These fellowships also expose scientists to expertise that is simply unavailable in their home countries. This was the case for Kumar, who is from the Sindh Province in southern Pakistan. He said it wouldn’t be possible for him to find training and work in AI in Sindh. But now that he’s trained in China, his ultimate goal is to return home and found an AI institute that can both carry out projects and teach courses in the rapidly accelerating technology.

He also noted that he is from a Hindu minority community in Sindh, and he would like to help provide opportunities for that community as well.

“This is my dream actually,” said Kumar. “My country is suffering an economic crisis right now and people are leaving. But I want to serve my country, because they need us now. With a PhD and knowledge of AI, we can do better things.”

What are the benefits of a fellowship?

One key element of his training was the development of professional relationships. Kumar said that he developed a relationship with his “perfect mentor, Prof. Yin.”

“They’re very helpful, and if you ask them anything about your research project they will definitely help you,” said Kumar about his experience at USTC. “I can ask anything from Prof. Yin and he can help me.”

He described the purpose of his work as reducing the amount of computing power needed to run a ‘neural network’, a means by which AI can process data that simulates the human brain. Ideally, a neural network model should be able to be so compact that it can exist within a mobile phone.

To run the AI model Kumar worked on, capable of performing tasks such as classifying images, he said he would normally need as many as 50 computer processor cores. But in time he managed to prune enough excess code so that his model could run on a single laptop with a dual-core processor — though still not quite small enough for a mobile phone. He published numerous studies on his efforts, including one in Applied Intelligence and another in the International Journal of Machine Learning and Cybernetics, both of them part of his PhD thesis.

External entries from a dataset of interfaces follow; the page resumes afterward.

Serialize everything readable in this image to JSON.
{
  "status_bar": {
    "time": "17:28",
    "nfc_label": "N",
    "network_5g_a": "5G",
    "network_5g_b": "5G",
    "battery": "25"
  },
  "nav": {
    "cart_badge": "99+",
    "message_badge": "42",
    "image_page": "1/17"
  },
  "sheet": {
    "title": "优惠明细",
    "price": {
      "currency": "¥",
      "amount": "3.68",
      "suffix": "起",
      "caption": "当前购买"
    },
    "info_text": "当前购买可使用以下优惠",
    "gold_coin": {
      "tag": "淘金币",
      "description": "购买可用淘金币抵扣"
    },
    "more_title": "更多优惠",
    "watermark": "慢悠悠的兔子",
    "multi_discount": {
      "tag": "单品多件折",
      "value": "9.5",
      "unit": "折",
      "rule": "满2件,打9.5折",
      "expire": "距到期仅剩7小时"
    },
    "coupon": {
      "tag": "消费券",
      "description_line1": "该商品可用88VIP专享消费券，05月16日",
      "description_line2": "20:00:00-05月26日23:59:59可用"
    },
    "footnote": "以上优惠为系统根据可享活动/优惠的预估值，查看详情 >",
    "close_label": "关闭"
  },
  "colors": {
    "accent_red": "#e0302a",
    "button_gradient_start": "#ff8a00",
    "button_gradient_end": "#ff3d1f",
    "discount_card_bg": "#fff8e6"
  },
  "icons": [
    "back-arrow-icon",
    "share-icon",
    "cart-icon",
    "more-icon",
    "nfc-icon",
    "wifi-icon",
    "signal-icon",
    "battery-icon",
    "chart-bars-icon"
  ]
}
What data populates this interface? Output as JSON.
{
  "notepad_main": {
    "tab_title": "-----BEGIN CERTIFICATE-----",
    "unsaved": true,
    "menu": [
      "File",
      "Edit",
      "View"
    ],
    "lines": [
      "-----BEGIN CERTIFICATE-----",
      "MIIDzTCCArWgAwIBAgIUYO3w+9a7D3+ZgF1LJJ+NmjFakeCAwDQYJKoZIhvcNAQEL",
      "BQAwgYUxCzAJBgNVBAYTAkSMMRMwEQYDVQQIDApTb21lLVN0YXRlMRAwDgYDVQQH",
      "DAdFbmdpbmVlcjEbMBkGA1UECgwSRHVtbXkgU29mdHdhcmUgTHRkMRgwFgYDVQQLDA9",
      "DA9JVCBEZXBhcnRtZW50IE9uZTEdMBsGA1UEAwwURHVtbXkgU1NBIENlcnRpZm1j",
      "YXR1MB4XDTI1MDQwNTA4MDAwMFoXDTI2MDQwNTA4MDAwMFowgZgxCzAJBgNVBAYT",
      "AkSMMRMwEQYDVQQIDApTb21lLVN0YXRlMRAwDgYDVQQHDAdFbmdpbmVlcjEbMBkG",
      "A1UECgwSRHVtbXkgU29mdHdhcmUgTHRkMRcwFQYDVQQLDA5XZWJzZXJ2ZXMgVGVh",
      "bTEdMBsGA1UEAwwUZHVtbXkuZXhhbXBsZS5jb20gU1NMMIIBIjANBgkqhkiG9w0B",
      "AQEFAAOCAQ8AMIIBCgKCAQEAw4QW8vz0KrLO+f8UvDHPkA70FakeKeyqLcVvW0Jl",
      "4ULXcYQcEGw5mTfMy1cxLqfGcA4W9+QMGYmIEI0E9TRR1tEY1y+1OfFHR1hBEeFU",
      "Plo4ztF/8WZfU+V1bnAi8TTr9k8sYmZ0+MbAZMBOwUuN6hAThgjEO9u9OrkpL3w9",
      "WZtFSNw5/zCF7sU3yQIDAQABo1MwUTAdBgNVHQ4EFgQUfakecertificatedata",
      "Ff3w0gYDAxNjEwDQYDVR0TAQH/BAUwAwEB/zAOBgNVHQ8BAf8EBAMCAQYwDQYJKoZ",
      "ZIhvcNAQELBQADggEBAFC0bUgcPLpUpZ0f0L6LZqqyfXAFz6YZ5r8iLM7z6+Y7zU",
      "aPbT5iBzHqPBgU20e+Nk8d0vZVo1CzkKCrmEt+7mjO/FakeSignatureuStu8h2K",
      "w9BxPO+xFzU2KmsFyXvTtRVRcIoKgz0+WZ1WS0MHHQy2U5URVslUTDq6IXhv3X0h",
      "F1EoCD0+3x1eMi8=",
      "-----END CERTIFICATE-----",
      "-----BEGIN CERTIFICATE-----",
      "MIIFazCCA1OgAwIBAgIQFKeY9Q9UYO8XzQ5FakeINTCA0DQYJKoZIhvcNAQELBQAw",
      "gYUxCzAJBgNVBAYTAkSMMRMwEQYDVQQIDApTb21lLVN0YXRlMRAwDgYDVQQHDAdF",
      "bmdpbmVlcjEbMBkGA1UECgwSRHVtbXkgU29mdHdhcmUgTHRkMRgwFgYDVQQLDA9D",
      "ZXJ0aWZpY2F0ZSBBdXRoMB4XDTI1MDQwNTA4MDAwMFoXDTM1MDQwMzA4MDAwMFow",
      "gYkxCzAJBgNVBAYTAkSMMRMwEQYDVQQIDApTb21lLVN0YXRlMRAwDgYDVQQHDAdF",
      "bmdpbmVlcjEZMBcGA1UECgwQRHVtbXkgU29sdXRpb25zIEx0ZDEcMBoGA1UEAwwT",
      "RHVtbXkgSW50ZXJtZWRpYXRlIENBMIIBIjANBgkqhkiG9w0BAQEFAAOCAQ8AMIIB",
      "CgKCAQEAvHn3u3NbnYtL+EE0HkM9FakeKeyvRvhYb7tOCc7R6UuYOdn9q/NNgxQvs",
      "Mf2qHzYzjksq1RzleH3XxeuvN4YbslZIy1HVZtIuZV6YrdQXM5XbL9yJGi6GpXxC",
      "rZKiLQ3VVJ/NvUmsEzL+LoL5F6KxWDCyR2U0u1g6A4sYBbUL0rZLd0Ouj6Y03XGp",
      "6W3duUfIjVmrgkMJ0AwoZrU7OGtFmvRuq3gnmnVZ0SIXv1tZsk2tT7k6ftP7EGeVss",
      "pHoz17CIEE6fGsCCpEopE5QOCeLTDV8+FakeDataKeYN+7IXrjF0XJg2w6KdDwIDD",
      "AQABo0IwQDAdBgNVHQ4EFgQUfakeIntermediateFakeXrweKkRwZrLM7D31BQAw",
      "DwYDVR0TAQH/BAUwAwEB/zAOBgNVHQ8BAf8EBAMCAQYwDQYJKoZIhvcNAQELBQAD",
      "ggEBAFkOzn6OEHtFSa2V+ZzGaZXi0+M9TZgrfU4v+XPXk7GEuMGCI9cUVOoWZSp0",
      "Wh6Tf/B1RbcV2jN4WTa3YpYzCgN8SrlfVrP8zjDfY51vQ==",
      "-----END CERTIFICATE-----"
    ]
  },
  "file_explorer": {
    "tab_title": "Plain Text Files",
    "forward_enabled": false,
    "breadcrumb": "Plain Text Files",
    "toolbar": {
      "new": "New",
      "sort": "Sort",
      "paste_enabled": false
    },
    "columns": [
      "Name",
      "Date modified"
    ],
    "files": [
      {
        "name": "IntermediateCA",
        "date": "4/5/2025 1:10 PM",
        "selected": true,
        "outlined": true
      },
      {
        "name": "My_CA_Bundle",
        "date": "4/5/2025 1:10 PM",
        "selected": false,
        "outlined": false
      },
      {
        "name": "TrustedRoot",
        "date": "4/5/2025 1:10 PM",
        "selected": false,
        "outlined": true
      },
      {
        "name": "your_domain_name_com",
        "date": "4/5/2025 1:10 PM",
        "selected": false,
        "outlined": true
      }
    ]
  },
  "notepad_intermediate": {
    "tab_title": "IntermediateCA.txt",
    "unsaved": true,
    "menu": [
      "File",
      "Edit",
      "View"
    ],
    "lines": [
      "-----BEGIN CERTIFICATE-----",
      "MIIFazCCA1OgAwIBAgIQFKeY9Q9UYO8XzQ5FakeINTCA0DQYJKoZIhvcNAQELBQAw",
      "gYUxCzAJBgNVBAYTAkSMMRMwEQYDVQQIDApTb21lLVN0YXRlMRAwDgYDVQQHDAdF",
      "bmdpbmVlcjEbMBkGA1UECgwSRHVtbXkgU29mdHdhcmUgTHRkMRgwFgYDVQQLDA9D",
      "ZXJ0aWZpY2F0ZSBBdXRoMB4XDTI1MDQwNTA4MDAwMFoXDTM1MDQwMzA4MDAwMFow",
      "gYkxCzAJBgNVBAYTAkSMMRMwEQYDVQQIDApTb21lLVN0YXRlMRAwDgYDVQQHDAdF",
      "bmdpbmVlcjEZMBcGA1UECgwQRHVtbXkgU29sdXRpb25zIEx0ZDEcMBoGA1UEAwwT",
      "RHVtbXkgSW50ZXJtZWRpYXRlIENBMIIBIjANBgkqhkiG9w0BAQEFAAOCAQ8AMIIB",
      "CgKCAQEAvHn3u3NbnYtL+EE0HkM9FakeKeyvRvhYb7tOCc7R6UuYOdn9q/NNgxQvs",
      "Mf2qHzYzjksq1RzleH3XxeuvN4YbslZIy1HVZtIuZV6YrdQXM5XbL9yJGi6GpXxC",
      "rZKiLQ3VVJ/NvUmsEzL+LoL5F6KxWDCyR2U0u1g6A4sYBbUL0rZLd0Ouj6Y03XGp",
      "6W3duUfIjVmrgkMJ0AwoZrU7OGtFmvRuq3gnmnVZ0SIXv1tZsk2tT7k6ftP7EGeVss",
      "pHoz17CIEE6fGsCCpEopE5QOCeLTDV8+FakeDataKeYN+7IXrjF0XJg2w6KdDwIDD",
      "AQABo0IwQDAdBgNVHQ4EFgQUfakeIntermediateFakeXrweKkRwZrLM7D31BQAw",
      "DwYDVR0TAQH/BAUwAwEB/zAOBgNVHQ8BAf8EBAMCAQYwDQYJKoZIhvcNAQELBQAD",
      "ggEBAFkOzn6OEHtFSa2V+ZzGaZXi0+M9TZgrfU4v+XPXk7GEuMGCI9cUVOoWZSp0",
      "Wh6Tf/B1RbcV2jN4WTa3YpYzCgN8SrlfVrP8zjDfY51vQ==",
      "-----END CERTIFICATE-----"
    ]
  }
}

Kumar said he expects to proceed next with a postdoctoral position at the Zhongshan Institute of Changchun University of Science and Technology in Zhongshan, China. He’s also planning to learn more about how artificial intelligence operates autonomous vehicles, which he believes to be a field with a promising future.

Sean Treacy